Setting up the necessary technology at COVID-19 testing tents, scrubbing every surface inside hospital rooms of COVID-19 patients, processing and mailing thousands of additional prescriptions — these are just some of the contributions Kaiser Permanente employees have made since the pandemic hit in March.
“Without the important work of our heroes behind the scenes, we wouldn’t be able to fight COVID-19 like we have,” said Tom Hanenburg, interim regional president, Northern California, Kaiser Foundation Hospitals and Health Plan.
Departments including Information Technology (IT), Environmental Services (EVS), Clinical Technology, and Pharmacy Services, among others, have worked faster and longer hours to help Kaiser Permanente in the battle against COVID-19.
A Lab, Medical Equipment, and Technology
In Berkeley, about 70 construction workers raced to convert a Kaiser Permanente warehouse into a $14-million, 7,700-square-foot lab that will be able to process 10,000 COVID-19 tests per day.
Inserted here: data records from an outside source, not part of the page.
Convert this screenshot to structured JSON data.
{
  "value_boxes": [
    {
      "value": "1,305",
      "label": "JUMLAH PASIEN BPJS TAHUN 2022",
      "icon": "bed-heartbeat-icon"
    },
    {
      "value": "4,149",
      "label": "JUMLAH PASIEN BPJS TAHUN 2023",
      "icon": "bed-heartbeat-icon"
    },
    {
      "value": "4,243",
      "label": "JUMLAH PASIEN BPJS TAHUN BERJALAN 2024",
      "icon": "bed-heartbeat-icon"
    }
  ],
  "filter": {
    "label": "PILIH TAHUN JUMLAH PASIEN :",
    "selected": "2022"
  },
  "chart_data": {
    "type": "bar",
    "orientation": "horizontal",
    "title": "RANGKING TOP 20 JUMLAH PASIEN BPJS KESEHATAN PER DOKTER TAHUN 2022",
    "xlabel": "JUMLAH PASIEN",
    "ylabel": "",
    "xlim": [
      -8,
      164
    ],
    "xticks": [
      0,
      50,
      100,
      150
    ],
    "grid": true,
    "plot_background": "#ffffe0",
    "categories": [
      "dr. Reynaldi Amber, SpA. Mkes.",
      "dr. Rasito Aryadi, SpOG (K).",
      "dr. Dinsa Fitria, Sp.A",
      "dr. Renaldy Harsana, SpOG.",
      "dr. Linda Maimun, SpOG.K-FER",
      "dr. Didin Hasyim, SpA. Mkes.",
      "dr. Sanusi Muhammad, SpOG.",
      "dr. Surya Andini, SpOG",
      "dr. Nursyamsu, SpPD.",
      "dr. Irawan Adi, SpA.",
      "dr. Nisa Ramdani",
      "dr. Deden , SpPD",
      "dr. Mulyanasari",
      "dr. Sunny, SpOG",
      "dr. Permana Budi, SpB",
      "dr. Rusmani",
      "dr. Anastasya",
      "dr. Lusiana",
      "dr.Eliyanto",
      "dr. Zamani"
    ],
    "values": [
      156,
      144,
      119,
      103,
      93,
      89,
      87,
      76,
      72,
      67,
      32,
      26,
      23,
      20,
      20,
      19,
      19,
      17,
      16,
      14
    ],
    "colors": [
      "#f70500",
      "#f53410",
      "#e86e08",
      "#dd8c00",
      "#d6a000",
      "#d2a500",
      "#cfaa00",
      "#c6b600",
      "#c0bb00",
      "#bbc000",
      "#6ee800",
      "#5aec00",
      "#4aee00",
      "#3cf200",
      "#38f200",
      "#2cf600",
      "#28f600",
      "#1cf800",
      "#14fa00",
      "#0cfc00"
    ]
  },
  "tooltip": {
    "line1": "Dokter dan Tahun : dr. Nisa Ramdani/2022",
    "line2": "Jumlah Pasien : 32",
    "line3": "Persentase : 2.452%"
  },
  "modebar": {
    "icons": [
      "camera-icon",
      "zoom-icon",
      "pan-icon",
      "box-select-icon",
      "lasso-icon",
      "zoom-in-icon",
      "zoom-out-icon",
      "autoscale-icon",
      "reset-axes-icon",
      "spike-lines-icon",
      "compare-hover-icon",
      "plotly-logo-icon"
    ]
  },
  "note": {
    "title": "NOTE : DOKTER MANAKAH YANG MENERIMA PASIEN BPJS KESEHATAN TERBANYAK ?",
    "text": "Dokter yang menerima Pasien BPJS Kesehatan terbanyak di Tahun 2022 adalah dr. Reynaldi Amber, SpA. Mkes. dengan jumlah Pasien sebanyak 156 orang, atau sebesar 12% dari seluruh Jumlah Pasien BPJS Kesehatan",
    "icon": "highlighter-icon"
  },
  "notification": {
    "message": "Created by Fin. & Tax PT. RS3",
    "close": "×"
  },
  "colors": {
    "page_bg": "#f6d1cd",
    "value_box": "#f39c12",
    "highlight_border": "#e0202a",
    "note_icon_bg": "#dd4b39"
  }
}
The lab was under construction 24 hours a day, 7 days a week, and was finished ahead of schedule and under budget in time to open June 1, said Scott Tibbetts, executive director of Kaiser Permanente Northern California Service Delivery.
“A typical job like this would take at least 15 months,” Tibbetts said. “This has been an amazing example of partnership and collaboration.”
Next door to the new lab, teams of employees in the Department of Clinical Technology have been working tirelessly over the past 2 months to procure, assemble, and deploy medical equipment across Northern California to accommodate nearly 1,300 extra hospital beds, as part of a region-wide surge planning, said Jacob Johnson, director of Clinical Systems Engineering.
Teams of IT professionals across Northern California have helped set up technology solutions for Kaiser Permanente employees who transitioned to work from home under the Temporary Remote Work program. So far, they have issued over 4,700 laptops and desktop computers, and are fulfilling more requests as they come in.
In addition, IT employees have been supporting the implementation of nearly 700 devices needed for Northern California triage tents and other surge planning efforts.
Mail-Order Prescriptions, Clean Buildings
Employees at the Kaiser Permanente Mail Order and Pharmacy Call Center in Livermore have been working overtime to accommodate a 28% increase in calls for mail-order prescriptions and critical information requests. The number of calls increased from about 7,000 per day at the beginning of the year to about 9,000 calls per day, said Derek Dwinell, director of Outpatient Pharmacy and Centralized Pharmacy Services.
As a result, 57% of the prescriptions are now being delivered by mail across Kaiser Permanente Northern California, up from 32% at the beginning of the year, Dwinell said.
About 2,345 EVS employees across Northern California had to intensify their routines to make sure that the 472 buildings they are responsible for are cleaned properly, said Gina Coco, Support Services Administrator at the Kaiser Permanente Vacaville Medical Center.
Coco said that it usually takes no more than 30 minutes to clean a patient’s discharge room, while the room of a COVID-19 positive patient can take at least 90 minutes.
“The difference in the cleaning that the EVS workers have to do is not easy,” Coco said. “Every single surface from the floor to the ceiling has to be cleaned, while wearing full personal protective equipment.”
“Without the important work of our heroes behind the scenes, we wouldn’t be able to fight COVID-19 like we have,” said Tom Hanenburg, interim regional president, Northern California, Kaiser Foundation Hospitals and Health Plan. “We thank every employee for their hard work and dedication during this unprecedented time.”